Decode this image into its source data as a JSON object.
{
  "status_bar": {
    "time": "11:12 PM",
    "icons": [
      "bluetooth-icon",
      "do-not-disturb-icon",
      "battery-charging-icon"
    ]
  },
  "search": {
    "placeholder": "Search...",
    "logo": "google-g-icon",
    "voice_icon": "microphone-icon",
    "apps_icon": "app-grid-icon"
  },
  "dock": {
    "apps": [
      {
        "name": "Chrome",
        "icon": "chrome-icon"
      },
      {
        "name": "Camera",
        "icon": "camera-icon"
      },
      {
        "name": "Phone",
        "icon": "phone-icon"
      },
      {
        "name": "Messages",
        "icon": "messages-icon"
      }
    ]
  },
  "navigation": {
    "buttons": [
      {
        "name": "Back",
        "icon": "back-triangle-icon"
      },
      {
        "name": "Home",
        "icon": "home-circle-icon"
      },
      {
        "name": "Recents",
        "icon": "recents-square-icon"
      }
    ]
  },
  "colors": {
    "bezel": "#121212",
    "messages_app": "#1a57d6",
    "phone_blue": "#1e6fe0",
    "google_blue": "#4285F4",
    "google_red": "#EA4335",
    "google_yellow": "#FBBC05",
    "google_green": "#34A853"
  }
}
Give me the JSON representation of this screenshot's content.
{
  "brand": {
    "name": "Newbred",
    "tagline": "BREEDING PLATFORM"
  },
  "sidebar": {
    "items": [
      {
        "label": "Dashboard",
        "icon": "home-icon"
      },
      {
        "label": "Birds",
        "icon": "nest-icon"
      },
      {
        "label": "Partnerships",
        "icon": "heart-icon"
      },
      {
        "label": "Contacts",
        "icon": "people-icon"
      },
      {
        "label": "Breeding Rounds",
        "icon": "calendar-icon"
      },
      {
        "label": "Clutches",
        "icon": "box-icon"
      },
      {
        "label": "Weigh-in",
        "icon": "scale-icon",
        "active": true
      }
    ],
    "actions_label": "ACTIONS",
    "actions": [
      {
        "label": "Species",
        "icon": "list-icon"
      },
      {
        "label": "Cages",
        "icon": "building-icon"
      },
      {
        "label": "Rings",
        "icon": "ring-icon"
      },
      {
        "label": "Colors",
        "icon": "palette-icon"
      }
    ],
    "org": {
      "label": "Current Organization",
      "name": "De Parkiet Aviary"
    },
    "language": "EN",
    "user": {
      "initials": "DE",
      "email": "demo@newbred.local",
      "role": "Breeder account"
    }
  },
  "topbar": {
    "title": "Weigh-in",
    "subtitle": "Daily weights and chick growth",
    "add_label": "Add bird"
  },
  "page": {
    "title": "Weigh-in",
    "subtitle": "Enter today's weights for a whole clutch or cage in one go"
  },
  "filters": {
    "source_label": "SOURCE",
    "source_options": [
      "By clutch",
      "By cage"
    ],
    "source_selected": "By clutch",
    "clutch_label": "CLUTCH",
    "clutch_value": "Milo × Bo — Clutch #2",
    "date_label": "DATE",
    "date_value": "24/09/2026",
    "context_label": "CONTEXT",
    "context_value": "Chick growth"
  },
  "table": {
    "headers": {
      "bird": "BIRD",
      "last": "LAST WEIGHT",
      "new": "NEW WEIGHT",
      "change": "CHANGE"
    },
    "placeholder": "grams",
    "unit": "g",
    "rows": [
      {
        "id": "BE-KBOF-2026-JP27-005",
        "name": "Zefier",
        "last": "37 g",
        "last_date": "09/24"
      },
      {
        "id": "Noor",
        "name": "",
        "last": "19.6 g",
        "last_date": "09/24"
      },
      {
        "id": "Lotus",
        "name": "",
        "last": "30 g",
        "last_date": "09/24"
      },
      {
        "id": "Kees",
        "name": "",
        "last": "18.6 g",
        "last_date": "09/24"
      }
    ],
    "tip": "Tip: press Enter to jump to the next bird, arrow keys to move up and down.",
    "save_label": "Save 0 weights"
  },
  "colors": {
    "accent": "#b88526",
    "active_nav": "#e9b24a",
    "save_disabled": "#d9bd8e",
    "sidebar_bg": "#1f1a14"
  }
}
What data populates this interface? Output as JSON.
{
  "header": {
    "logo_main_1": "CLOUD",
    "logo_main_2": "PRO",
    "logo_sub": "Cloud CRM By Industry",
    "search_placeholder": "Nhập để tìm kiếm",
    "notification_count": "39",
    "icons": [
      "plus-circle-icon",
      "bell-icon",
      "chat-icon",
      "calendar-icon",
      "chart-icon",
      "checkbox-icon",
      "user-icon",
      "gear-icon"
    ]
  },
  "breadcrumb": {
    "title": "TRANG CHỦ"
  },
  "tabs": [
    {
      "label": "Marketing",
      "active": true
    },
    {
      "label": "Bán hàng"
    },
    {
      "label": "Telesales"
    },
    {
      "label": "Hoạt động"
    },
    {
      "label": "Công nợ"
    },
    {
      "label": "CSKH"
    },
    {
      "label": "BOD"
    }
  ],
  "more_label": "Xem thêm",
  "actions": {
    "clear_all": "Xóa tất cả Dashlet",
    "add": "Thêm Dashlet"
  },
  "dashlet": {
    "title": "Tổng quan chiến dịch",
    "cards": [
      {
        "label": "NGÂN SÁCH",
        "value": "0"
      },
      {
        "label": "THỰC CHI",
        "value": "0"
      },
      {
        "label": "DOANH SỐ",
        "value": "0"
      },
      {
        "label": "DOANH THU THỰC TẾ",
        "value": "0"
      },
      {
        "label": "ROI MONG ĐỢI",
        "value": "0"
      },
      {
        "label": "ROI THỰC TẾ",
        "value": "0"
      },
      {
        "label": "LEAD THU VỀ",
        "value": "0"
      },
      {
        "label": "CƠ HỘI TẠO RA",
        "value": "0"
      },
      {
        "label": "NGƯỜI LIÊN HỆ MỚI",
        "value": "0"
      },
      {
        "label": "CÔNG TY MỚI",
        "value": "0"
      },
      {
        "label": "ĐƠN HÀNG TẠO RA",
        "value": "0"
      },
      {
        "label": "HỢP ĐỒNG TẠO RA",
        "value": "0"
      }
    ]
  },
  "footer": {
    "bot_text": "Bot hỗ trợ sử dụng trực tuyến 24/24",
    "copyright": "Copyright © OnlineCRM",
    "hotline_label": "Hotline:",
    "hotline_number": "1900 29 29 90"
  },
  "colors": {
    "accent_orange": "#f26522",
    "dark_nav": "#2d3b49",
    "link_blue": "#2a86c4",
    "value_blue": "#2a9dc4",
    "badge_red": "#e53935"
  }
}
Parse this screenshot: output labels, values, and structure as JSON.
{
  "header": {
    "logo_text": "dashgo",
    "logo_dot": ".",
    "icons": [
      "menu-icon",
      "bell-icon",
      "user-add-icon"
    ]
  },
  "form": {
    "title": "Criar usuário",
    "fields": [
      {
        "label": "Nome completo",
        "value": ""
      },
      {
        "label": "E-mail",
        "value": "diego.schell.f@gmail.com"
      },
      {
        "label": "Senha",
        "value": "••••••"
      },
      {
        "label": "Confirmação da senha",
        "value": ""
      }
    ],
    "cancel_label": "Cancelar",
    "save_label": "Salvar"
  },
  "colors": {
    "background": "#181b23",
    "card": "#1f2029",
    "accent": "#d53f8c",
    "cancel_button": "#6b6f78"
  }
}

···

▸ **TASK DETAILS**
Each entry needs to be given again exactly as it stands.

▸ **RESPONSE AREA**
Decode this image into its source data as a JSON object.
{
  "status_bar": {
    "time": "11:12 PM",
    "icons": [
      "bluetooth-icon",
      "do-not-disturb-icon",
      "battery-charging-icon"
    ]
  },
  "search": {
    "placeholder": "Search...",
    "logo": "google-g-icon",
    "voice_icon": "microphone-icon",
    "apps_icon": "app-grid-icon"
  },
  "dock": {
    "apps": [
      {
        "name": "Chrome",
        "icon": "chrome-icon"
      },
      {
        "name": "Camera",
        "icon": "camera-icon"
      },
      {
        "name": "Phone",
        "icon": "phone-icon"
      },
      {
        "name": "Messages",
        "icon": "messages-icon"
      }
    ]
  },
  "navigation": {
    "buttons": [
      {
        "name": "Back",
        "icon": "back-triangle-icon"
      },
      {
        "name": "Home",
        "icon": "home-circle-icon"
      },
      {
        "name": "Recents",
        "icon": "recents-square-icon"
      }
    ]
  },
  "colors": {
    "bezel": "#121212",
    "messages_app": "#1a57d6",
    "phone_blue": "#1e6fe0",
    "google_blue": "#4285F4",
    "google_red": "#EA4335",
    "google_yellow": "#FBBC05",
    "google_green": "#34A853"
  }
}
Give me the JSON representation of this screenshot's content.
{
  "brand": {
    "name": "Newbred",
    "tagline": "BREEDING PLATFORM"
  },
  "sidebar": {
    "items": [
      {
        "label": "Dashboard",
        "icon": "home-icon"
      },
      {
        "label": "Birds",
        "icon": "nest-icon"
      },
      {
        "label": "Partnerships",
        "icon": "heart-icon"
      },
      {
        "label": "Contacts",
        "icon": "people-icon"
      },
      {
        "label": "Breeding Rounds",
        "icon": "calendar-icon"
      },
      {
        "label": "Clutches",
        "icon": "box-icon"
      },
      {
        "label": "Weigh-in",
        "icon": "scale-icon",
        "active": true
      }
    ],
    "actions_label": "ACTIONS",
    "actions": [
      {
        "label": "Species",
        "icon": "list-icon"
      },
      {
        "label": "Cages",
        "icon": "building-icon"
      },
      {
        "label": "Rings",
        "icon": "ring-icon"
      },
      {
        "label": "Colors",
        "icon": "palette-icon"
      }
    ],
    "org": {
      "label": "Current Organization",
      "name": "De Parkiet Aviary"
    },
    "language": "EN",
    "user": {
      "initials": "DE",
      "email": "demo@newbred.local",
      "role": "Breeder account"
    }
  },
  "topbar": {
    "title": "Weigh-in",
    "subtitle": "Daily weights and chick growth",
    "add_label": "Add bird"
  },
  "page": {
    "title": "Weigh-in",
    "subtitle": "Enter today's weights for a whole clutch or cage in one go"
  },
  "filters": {
    "source_label": "SOURCE",
    "source_options": [
      "By clutch",
      "By cage"
    ],
    "source_selected": "By clutch",
    "clutch_label": "CLUTCH",
    "clutch_value": "Milo × Bo — Clutch #2",
    "date_label": "DATE",
    "date_value": "24/09/2026",
    "context_label": "CONTEXT",
    "context_value": "Chick growth"
  },
  "table": {
    "headers": {
      "bird": "BIRD",
      "last": "LAST WEIGHT",
      "new": "NEW WEIGHT",
      "change": "CHANGE"
    },
    "placeholder": "grams",
    "unit": "g",
    "rows": [
      {
        "id": "BE-KBOF-2026-JP27-005",
        "name": "Zefier",
        "last": "37 g",
        "last_date": "09/24"
      },
      {
        "id": "Noor",
        "name": "",
        "last": "19.6 g",
        "last_date": "09/24"
      },
      {
        "id": "Lotus",
        "name": "",
        "last": "30 g",
        "last_date": "09/24"
      },
      {
        "id": "Kees",
        "name": "",
        "last": "18.6 g",
        "last_date": "09/24"
      }
    ],
    "tip": "Tip: press Enter to jump to the next bird, arrow keys to move up and down.",
    "save_label": "Save 0 weights"
  },
  "colors": {
    "accent": "#b88526",
    "active_nav": "#e9b24a",
    "save_disabled": "#d9bd8e",
    "sidebar_bg": "#1f1a14"
  }
}
What data populates this interface? Output as JSON.
{
  "header": {
    "logo_main_1": "CLOUD",
    "logo_main_2": "PRO",
    "logo_sub": "Cloud CRM By Industry",
    "search_placeholder": "Nhập để tìm kiếm",
    "notification_count": "39",
    "icons": [
      "plus-circle-icon",
      "bell-icon",
      "chat-icon",
      "calendar-icon",
      "chart-icon",
      "checkbox-icon",
      "user-icon",
      "gear-icon"
    ]
  },
  "breadcrumb": {
    "title": "TRANG CHỦ"
  },
  "tabs": [
    {
      "label": "Marketing",
      "active": true
    },
    {
      "label": "Bán hàng"
    },
    {
      "label": "Telesales"
    },
    {
      "label": "Hoạt động"
    },
    {
      "label": "Công nợ"
    },
    {
      "label": "CSKH"
    },
    {
      "label": "BOD"
    }
  ],
  "more_label": "Xem thêm",
  "actions": {
    "clear_all": "Xóa tất cả Dashlet",
    "add": "Thêm Dashlet"
  },
  "dashlet": {
    "title": "Tổng quan chiến dịch",
    "cards": [
      {
        "label": "NGÂN SÁCH",
        "value": "0"
      },
      {
        "label": "THỰC CHI",
        "value": "0"
      },
      {
        "label": "DOANH SỐ",
        "value": "0"
      },
      {
        "label": "DOANH THU THỰC TẾ",
        "value": "0"
      },
      {
        "label": "ROI MONG ĐỢI",
        "value": "0"
      },
      {
        "label": "ROI THỰC TẾ",
        "value": "0"
      },
      {
        "label": "LEAD THU VỀ",
        "value": "0"
      },
      {
        "label": "CƠ HỘI TẠO RA",
        "value": "0"
      },
      {
        "label": "NGƯỜI LIÊN HỆ MỚI",
        "value": "0"
      },
      {
        "label": "CÔNG TY MỚI",
        "value": "0"
      },
      {
        "label": "ĐƠN HÀNG TẠO RA",
        "value": "0"
      },
      {
        "label": "HỢP ĐỒNG TẠO RA",
        "value": "0"
      }
    ]
  },
  "footer": {
    "bot_text": "Bot hỗ trợ sử dụng trực tuyến 24/24",
    "copyright": "Copyright © OnlineCRM",
    "hotline_label": "Hotline:",
    "hotline_number": "1900 29 29 90"
  },
  "colors": {
    "accent_orange": "#f26522",
    "dark_nav": "#2d3b49",
    "link_blue": "#2a86c4",
    "value_blue": "#2a9dc4",
    "badge_red": "#e53935"
  }
}
Parse this screenshot: output labels, values, and structure as JSON.
{
  "header": {
    "logo_text": "dashgo",
    "logo_dot": ".",
    "icons": [
      "menu-icon",
      "bell-icon",
      "user-add-icon"
    ]
  },
  "form": {
    "title": "Criar usuário",
    "fields": [
      {
        "label": "Nome completo",
        "value": ""
      },
      {
        "label": "E-mail",
        "value": "diego.schell.f@gmail.com"
      },
      {
        "label": "Senha",
        "value": "••••••"
      },
      {
        "label": "Confirmação da senha",
        "value": ""
      }
    ],
    "cancel_label": "Cancelar",
    "save_label": "Salvar"
  },
  "colors": {
    "background": "#181b23",
    "card": "#1f2029",
    "accent": "#d53f8c",
    "cancel_button": "#6b6f78"
  }
}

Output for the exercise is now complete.